Monday, 5 September 2011

Facebook Schadenfreude

Do Facebook fans love gloating over their friends' misfortunes? An upcoming seminar in Canterbury's management department suggests they do.
This research looks at one of Facebook's more nuanced appeals. In the seminar, we will look at the way in which Facebook eases the tension between consumers' desire to stare, and the social norm that dictates that we should not stare. Interviews with avid Facebook users reveal that their motivations for staring into the lives of their 'Friends' are driven by not just a desire to collect novel and interesting information, but also because their friends' posts repulse them, and their friends' misfortune release feelings of Schadenfreude and self affirmation.
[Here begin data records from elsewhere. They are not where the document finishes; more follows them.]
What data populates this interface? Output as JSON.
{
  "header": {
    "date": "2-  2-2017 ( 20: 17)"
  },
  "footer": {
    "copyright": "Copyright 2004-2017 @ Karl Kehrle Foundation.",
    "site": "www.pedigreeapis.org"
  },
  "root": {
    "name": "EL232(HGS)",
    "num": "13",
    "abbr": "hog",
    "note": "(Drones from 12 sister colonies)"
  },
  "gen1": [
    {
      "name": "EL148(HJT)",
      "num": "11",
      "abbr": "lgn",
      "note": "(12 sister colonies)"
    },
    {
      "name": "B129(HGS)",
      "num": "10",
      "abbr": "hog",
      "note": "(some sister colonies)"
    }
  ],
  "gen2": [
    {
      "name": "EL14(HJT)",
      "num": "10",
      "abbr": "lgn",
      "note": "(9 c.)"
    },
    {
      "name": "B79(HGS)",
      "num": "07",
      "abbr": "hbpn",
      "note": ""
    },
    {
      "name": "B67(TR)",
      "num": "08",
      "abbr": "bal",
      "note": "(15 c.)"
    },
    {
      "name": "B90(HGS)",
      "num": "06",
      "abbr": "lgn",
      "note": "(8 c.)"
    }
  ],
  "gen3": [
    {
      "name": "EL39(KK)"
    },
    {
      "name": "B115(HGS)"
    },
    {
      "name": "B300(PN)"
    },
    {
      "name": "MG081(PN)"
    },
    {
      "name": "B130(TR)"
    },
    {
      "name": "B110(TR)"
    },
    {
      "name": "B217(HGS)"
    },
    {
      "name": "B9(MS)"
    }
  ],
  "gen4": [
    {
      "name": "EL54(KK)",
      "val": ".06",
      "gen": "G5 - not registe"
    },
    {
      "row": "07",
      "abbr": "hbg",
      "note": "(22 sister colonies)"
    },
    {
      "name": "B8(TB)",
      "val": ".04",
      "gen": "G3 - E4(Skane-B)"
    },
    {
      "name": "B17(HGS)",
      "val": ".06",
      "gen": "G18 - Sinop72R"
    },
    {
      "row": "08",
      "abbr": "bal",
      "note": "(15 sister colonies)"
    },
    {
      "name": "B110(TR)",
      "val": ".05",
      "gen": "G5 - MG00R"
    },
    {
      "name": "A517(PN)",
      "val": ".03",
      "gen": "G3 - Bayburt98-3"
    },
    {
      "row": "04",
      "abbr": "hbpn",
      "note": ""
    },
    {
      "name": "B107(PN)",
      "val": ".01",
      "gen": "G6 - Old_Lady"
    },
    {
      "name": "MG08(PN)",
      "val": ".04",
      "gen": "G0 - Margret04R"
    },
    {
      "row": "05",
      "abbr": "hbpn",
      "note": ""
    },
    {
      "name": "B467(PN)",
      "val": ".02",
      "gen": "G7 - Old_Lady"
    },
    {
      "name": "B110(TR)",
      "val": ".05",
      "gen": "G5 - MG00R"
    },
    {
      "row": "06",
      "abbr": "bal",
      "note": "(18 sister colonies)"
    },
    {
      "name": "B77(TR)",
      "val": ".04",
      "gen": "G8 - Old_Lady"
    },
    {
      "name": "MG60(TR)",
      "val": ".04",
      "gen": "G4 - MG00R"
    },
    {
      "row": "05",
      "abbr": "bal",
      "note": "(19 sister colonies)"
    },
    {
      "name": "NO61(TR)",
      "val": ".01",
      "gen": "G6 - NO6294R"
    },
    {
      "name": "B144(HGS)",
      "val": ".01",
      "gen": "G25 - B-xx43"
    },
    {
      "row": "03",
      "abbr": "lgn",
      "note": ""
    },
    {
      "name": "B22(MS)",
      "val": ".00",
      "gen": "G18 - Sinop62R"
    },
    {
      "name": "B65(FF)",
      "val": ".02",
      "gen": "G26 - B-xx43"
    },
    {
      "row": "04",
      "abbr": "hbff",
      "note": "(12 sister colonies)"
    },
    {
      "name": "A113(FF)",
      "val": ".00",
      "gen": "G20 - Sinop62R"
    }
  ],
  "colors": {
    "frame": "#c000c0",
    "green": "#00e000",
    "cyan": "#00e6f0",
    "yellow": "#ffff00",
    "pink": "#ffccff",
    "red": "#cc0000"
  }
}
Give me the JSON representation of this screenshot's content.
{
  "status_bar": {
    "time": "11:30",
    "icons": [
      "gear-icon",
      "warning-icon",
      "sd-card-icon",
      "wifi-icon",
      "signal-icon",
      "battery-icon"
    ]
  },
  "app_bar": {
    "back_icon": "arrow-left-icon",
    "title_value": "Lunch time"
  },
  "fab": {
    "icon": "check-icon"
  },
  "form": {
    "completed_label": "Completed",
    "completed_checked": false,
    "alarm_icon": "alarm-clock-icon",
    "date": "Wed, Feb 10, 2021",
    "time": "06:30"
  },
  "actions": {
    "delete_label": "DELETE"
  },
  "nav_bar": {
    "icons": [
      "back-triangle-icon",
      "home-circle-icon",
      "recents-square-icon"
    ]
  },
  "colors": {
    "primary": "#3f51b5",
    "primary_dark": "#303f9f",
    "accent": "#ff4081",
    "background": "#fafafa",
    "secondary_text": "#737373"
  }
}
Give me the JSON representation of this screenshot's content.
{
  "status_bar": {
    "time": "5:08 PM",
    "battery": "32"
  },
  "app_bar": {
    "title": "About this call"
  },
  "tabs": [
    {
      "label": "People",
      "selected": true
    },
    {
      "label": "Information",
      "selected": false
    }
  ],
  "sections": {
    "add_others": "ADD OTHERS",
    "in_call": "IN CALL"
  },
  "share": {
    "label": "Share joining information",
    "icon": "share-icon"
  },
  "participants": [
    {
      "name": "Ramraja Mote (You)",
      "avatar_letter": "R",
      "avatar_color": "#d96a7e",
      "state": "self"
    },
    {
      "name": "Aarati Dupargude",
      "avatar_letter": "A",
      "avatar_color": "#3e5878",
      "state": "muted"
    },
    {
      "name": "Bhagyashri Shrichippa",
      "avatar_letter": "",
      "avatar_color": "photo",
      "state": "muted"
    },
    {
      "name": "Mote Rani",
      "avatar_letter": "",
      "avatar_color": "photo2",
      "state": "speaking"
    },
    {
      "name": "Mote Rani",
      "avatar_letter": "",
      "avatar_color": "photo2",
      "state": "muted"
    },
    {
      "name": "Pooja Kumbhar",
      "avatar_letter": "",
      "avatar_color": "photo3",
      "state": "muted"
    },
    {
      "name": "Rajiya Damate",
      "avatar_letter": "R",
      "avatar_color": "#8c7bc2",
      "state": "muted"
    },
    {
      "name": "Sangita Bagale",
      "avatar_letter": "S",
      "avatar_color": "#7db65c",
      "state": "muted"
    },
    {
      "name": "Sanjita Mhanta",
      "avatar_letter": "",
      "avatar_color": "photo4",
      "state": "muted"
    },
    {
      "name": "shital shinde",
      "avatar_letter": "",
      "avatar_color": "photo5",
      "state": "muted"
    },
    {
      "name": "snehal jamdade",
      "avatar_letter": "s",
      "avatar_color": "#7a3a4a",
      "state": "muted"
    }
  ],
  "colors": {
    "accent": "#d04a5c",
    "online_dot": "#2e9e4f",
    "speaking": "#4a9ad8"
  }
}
This research also shows that starers perceive a greater level of connectivity and closeness to those they are staring at, even though the person being stared at has no idea of the starer's behaviour.
And so I will engage in a bit of self-affirmation as a non-Facebook user and feel superior to those Schadenfreude fans. Ahhh.... I can feel the smug. It's palpable.

Wait, what's that you say? I can't get smug self-satisfaction about not having had the misfortune of being part of the unfortunate group who get smug self-satisfaction from others' misfortunes without causing some kind of logical fallacy? Bah, I say. BAH.

1 comment:

  1. "Don't ever give up! You can always be more smug!" -- Bryan Caplan